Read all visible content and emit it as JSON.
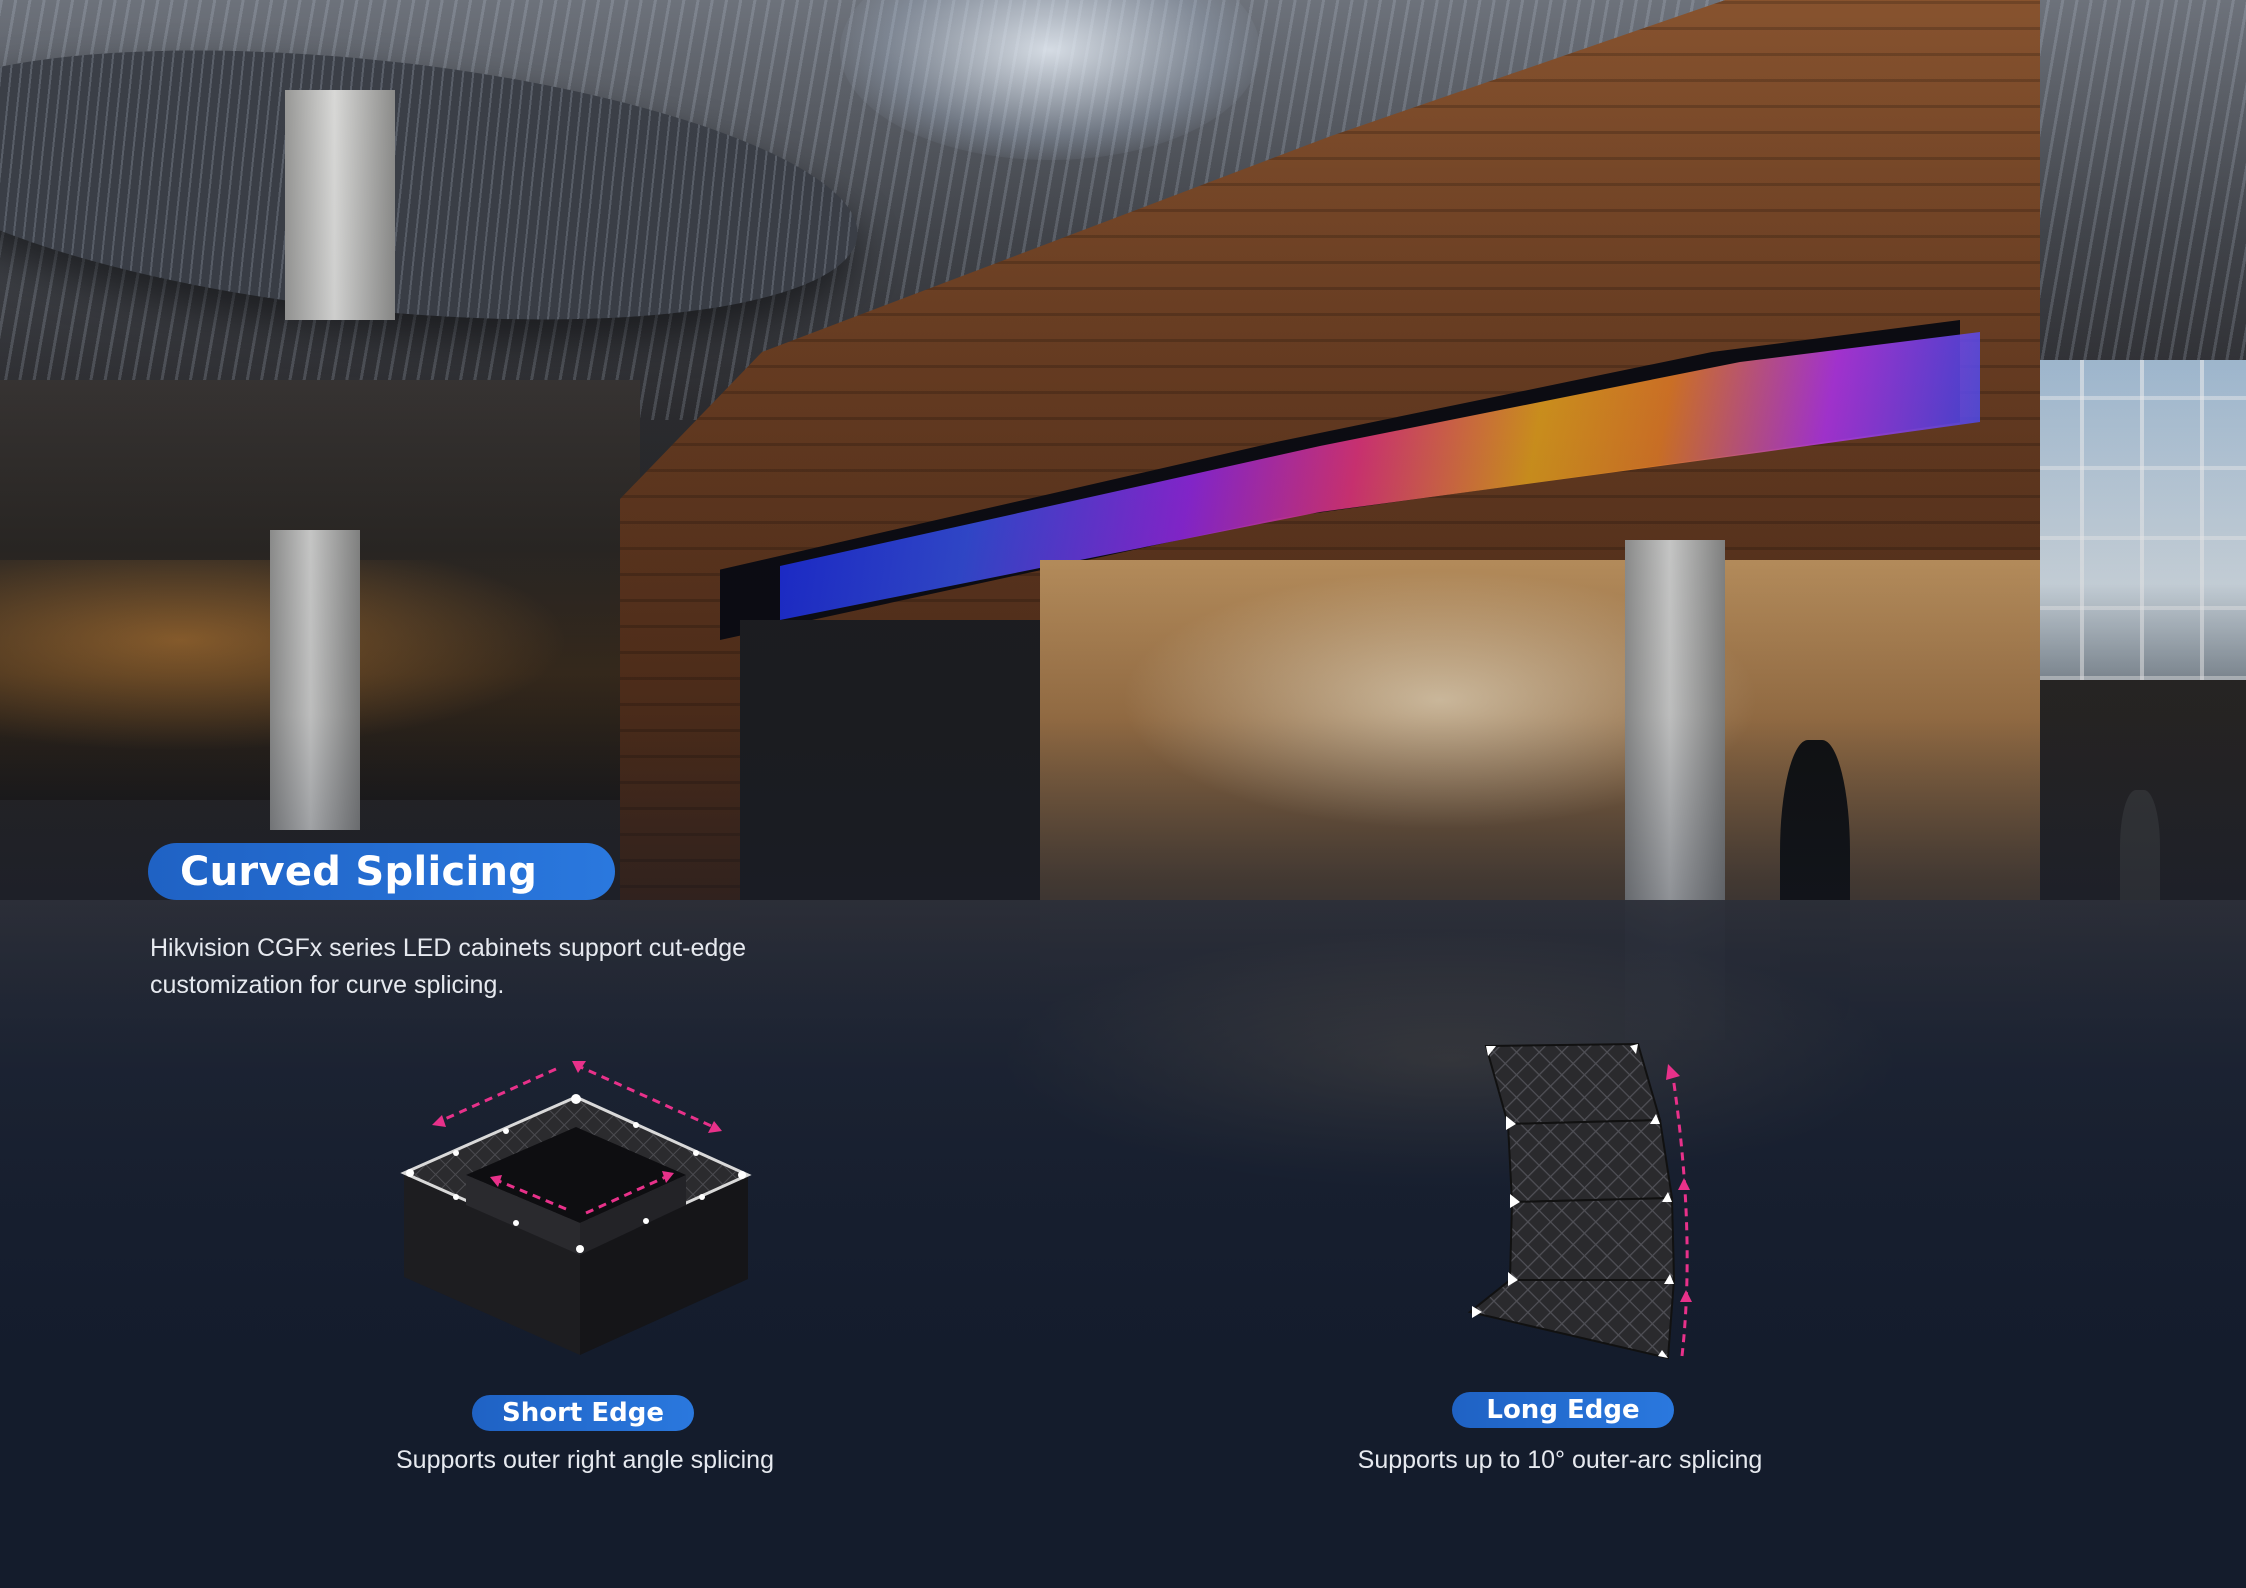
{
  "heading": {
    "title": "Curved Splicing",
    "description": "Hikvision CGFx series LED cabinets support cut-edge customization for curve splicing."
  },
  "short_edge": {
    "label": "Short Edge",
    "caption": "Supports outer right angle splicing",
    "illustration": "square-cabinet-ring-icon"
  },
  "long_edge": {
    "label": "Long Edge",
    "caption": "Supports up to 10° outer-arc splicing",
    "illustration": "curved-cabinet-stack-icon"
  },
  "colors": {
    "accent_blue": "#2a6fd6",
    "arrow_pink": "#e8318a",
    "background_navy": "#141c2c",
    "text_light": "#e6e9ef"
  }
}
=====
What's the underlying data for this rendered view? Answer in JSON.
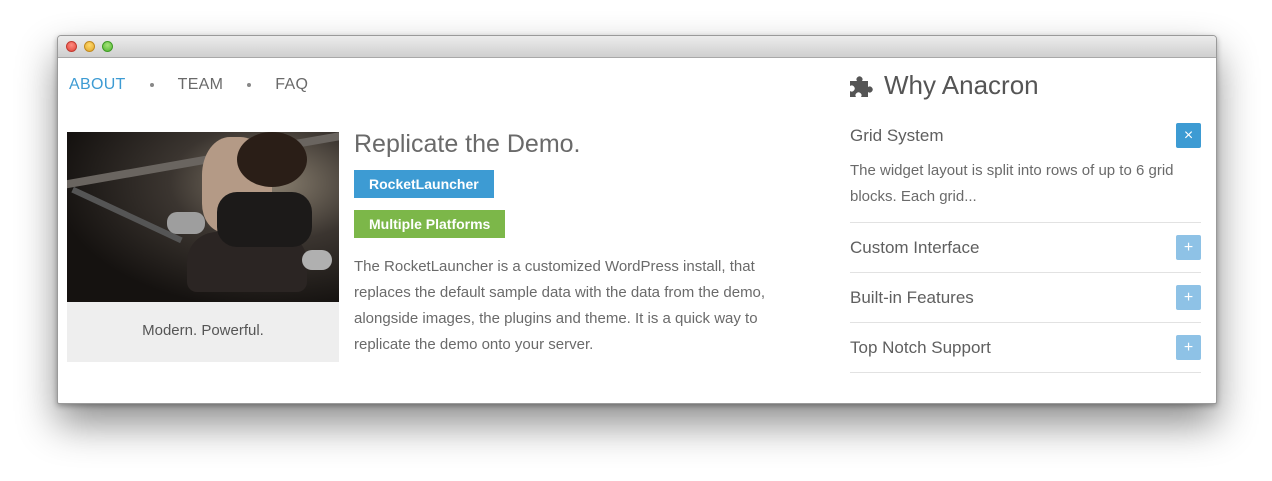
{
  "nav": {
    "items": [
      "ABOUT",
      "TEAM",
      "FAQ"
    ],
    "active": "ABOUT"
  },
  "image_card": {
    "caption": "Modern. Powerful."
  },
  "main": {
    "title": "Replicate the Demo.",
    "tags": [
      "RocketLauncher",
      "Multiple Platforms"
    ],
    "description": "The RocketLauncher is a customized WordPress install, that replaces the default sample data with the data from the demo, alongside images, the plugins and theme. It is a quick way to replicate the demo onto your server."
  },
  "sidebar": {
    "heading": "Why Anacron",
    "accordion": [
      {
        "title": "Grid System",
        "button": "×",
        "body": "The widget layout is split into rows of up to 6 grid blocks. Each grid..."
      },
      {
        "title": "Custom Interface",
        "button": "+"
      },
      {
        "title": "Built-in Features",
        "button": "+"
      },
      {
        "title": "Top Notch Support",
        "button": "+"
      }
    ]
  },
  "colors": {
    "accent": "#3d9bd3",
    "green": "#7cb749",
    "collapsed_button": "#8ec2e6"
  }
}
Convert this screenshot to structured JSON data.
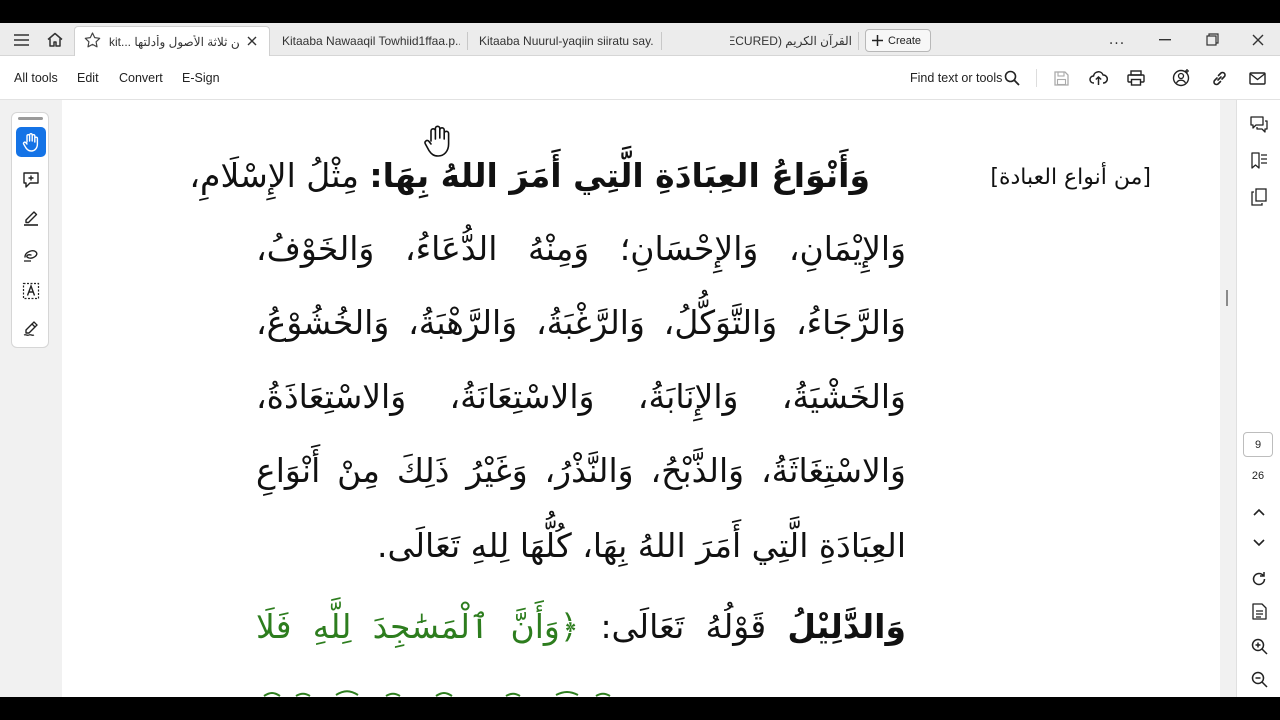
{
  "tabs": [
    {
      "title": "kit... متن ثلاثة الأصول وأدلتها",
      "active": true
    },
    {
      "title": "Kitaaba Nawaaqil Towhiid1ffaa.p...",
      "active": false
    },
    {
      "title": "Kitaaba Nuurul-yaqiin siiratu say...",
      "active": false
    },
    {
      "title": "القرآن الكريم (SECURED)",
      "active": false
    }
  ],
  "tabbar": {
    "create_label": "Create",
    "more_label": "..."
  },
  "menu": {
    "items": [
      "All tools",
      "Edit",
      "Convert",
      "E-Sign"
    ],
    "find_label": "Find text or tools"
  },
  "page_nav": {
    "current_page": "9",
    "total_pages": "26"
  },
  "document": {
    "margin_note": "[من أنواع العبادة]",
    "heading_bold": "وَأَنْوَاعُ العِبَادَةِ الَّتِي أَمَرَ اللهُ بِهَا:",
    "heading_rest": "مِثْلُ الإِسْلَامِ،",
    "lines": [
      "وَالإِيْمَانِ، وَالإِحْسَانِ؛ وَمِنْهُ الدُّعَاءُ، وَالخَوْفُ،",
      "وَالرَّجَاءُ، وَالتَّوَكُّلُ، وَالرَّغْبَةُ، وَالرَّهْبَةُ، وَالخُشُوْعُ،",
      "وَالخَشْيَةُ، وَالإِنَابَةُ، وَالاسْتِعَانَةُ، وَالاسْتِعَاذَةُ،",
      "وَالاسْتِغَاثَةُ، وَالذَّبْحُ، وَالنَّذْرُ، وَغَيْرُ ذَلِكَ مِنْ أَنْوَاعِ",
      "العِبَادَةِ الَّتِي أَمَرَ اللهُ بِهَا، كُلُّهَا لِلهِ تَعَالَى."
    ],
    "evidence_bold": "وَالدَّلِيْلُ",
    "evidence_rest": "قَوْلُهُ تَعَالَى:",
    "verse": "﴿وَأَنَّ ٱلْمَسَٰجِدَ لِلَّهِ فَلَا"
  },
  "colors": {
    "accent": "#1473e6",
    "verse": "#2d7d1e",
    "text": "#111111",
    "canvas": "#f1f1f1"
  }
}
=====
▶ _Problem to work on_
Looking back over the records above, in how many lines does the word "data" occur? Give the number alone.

▶ _Result for this exercise_
3